* [TASK REQUIREMENTS]:
Copy out all the lines in the records that include the word "this".

* [GIVEN ENTRIES]:
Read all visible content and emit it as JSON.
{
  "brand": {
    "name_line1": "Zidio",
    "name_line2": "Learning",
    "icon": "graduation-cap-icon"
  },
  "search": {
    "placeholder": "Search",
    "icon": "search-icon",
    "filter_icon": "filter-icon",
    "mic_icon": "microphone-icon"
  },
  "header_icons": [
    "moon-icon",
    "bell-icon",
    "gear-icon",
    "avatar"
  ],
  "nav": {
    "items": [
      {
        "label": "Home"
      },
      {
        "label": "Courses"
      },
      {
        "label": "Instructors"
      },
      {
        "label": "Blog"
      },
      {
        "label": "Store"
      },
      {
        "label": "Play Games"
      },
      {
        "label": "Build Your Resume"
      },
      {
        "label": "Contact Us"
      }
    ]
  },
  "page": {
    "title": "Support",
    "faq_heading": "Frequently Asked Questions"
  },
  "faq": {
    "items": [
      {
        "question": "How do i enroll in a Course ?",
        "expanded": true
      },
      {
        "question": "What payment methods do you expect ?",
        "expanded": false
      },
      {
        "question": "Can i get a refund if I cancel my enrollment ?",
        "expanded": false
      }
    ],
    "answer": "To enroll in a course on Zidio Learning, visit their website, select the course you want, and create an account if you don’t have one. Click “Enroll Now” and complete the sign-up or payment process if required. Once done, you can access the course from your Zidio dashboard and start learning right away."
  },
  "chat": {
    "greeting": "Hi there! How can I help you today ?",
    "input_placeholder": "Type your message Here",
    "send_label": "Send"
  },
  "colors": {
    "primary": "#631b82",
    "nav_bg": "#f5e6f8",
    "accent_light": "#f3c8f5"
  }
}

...

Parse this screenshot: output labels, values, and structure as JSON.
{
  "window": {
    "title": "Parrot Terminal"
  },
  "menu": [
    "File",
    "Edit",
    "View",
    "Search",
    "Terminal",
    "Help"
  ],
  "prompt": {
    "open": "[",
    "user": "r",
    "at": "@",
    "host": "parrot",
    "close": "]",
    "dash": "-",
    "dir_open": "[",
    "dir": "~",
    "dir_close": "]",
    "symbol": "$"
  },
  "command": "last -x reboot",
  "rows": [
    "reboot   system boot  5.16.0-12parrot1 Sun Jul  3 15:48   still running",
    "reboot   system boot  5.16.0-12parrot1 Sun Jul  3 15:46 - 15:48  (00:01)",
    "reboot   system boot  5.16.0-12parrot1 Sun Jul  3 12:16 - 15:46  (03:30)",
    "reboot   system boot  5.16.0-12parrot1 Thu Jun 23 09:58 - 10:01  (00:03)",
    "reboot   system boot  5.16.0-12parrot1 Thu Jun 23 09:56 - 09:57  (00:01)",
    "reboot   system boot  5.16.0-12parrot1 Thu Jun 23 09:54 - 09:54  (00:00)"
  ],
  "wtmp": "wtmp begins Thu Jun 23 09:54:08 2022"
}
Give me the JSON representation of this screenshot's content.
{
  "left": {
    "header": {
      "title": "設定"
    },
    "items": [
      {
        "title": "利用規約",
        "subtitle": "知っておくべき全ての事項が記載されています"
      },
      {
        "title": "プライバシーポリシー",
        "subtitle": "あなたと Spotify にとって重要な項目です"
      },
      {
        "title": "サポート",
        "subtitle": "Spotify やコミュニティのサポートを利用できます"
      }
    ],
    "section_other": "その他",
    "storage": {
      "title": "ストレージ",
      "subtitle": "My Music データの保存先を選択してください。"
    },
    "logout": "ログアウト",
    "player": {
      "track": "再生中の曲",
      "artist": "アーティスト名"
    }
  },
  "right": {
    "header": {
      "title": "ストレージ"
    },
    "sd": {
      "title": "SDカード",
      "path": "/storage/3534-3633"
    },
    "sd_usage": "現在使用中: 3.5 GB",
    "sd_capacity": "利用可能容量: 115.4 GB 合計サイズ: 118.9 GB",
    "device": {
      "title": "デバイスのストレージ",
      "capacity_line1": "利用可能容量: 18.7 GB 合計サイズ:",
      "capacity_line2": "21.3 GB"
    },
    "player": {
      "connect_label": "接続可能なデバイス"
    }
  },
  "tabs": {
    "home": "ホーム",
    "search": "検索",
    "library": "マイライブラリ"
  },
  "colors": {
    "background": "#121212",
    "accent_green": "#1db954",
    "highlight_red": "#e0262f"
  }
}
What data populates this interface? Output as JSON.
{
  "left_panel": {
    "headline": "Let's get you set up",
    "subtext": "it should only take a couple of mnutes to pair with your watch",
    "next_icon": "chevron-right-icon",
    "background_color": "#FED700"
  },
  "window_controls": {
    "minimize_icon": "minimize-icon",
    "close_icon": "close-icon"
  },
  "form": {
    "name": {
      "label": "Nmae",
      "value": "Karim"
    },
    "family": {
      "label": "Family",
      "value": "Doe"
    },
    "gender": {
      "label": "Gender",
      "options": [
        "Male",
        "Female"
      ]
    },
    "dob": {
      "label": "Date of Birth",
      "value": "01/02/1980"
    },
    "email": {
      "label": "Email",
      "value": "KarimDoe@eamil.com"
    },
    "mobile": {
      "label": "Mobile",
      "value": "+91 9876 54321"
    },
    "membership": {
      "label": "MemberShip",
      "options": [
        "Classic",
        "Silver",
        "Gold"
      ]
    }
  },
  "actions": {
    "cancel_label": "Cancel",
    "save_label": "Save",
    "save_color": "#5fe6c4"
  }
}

* [ANSWER BELOW]:
Parse this screenshot: output labels, values, and structure as JSON.
Give me the JSON representation of this screenshot's content.
What data populates this interface? Output as JSON.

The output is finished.